After spending the day cooking with Mama Pea, we head on to the highlight of our Chiang Mai trip. And that’s none other than Loy Krathong and Yi Peng Lantern Festival.
Visiting Chiang Mai in time for Loy Krathong and Yi Peng Lantern Festival has been in my bucket list for more than 20 years. So, this trip is a dream come true for me. What made it even more special is when we were there, the festival date fell on November 11, 2019—an auspicious date. It’s been a high-vibration day and you could really feel the magic in the air.
Loy Krathong and Yi Peng Lantern Festival are a time for “making merit”
The Yi Peng Lantern Festival is an event celebrated in Northern Thailand on the 12th full moon of the Thai lunar calendar. It’s made iconic by the paper lanterns released to the sky during the night of the festival. The event has its roots in Buddhism, and it’s considered by the Northern Thai people as a time for making merit. This means releasing all the suffering and mistakes of the previous year and making room for new luck. It’s also an occasion for giving thanks and making offerings to the river for its bounty and blessings.
Yi Peng is observed all over the northern part of the country. However, the best place to witness it is Chiang Mai. Hosted by the Chiang Mai Cultural Center, the celebration is particularly known for its energy and color.
The Yi Peng Festival was previously a standalone festival. These days, however, it’s celebrated in tandem with Loy Krathong. Loy Krathong is a Thai festival of thanksgiving, also observed on the 12th lunar month of the Thai calendar. Just like Yi Peng, Loy Krathong is deeply rooted in Buddhism. Its purpose is to show gratefulness and give offerings to the water gods for the year’s blessings.

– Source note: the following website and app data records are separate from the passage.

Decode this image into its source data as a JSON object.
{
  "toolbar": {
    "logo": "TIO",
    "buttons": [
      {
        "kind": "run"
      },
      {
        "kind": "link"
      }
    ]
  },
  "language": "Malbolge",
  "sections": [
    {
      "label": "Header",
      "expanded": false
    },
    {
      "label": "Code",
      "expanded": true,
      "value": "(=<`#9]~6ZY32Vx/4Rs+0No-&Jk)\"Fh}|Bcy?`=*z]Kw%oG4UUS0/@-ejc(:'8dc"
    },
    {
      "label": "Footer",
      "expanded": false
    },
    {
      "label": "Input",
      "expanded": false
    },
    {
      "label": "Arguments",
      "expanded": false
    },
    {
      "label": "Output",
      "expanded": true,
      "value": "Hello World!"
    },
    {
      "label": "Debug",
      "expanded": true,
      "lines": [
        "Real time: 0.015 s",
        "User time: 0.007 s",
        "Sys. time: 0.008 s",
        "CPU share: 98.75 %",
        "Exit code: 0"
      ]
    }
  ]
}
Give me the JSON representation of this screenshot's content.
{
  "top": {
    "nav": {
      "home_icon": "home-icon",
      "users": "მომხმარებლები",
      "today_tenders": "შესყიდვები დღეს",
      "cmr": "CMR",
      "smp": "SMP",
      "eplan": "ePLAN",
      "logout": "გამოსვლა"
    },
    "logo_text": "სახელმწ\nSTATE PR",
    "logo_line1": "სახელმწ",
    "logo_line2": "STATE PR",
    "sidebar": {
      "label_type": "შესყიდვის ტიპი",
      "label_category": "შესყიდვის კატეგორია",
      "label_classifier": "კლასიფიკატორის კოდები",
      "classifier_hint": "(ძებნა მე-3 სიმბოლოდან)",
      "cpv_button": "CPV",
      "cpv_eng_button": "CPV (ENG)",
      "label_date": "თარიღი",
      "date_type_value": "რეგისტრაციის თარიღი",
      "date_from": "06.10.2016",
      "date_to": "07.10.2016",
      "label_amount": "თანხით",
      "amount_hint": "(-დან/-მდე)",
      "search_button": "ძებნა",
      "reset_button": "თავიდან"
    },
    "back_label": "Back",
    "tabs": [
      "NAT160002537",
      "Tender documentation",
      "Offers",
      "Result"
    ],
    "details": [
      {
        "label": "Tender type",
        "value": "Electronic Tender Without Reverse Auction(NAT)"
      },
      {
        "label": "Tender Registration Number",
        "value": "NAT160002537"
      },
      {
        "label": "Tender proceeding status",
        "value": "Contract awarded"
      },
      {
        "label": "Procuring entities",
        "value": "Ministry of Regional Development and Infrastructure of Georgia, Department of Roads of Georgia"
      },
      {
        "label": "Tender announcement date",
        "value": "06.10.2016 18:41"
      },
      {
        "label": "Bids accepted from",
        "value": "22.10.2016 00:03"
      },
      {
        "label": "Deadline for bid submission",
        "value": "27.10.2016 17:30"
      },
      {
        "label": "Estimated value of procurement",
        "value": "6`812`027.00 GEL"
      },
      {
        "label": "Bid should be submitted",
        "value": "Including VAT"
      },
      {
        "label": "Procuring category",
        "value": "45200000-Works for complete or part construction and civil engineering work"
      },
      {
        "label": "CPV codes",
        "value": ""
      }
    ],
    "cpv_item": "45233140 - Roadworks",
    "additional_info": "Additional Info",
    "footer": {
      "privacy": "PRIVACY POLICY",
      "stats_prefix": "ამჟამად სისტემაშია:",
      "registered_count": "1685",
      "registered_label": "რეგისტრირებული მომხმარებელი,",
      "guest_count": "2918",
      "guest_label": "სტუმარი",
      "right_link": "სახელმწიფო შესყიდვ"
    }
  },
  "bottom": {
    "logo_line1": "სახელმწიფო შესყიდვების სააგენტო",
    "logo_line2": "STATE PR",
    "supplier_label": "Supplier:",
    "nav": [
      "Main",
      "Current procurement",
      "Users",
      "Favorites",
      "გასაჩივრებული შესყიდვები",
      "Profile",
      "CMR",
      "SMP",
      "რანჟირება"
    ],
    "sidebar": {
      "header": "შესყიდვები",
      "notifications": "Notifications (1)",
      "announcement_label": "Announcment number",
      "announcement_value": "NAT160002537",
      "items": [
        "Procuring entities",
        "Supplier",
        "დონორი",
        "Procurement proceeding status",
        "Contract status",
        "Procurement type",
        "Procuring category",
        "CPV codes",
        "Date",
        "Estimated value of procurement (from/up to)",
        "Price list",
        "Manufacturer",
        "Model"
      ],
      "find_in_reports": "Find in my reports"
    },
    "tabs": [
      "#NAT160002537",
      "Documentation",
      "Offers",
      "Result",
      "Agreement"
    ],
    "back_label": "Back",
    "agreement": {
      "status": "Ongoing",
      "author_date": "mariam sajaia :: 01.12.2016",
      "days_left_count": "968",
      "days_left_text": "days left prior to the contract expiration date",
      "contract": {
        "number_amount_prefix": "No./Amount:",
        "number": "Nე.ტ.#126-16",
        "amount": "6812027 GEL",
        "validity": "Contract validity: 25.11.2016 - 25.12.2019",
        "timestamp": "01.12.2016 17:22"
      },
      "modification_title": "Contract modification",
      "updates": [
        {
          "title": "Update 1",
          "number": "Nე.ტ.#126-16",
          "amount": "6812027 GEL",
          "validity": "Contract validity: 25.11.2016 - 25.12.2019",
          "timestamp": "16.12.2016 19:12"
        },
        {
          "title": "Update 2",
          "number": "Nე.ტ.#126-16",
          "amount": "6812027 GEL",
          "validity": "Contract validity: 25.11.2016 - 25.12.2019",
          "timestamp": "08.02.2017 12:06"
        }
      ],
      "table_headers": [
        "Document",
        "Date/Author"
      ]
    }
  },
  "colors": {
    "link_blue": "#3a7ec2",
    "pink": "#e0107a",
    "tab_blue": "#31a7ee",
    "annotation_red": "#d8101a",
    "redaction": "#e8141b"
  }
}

The Yi Peng Lantern Festival is a once-in-a-lifetime experience
I’m truly thankful that we got to go to Chiang Mai as a group to witness Yi Peng. It is, hands down, a truly once-in-a-lifetime experience you won’t easily forget.
Yi Peng is a cultural experience. You get to know more about the culture of Northern Thailand, see the many different tribes there, and have a glimpse of how they live. You get to support them by buying their handicrafts, some of which can take two whole years to make.
Yi Peng is also a fun experience. It’s not just a time for making merit; it’s a time for merrymaking. There’s so much dancing and eating and drinking going on, and we gladly took part where we can.
Most of all, Yi Peng, along with Loy Krathong, is a spiritual, soul-feeding experience. Watching your krathong floating on the river is like watching your suffering floating away and leaving room for happiness and joy. Watching your lantern float up to the sky with your wishes written on them is like leaving room for hope. Above all, it’s a celebration of life, a celebration of the earth, a celebration of the universe, and a show of gratefulness for all the energy they have given us. It’s an opportunity to give thanks to the river for all the prosperity that we’ve got.
Watch the episode here: https://bit.ly/NFSSeason2Ep13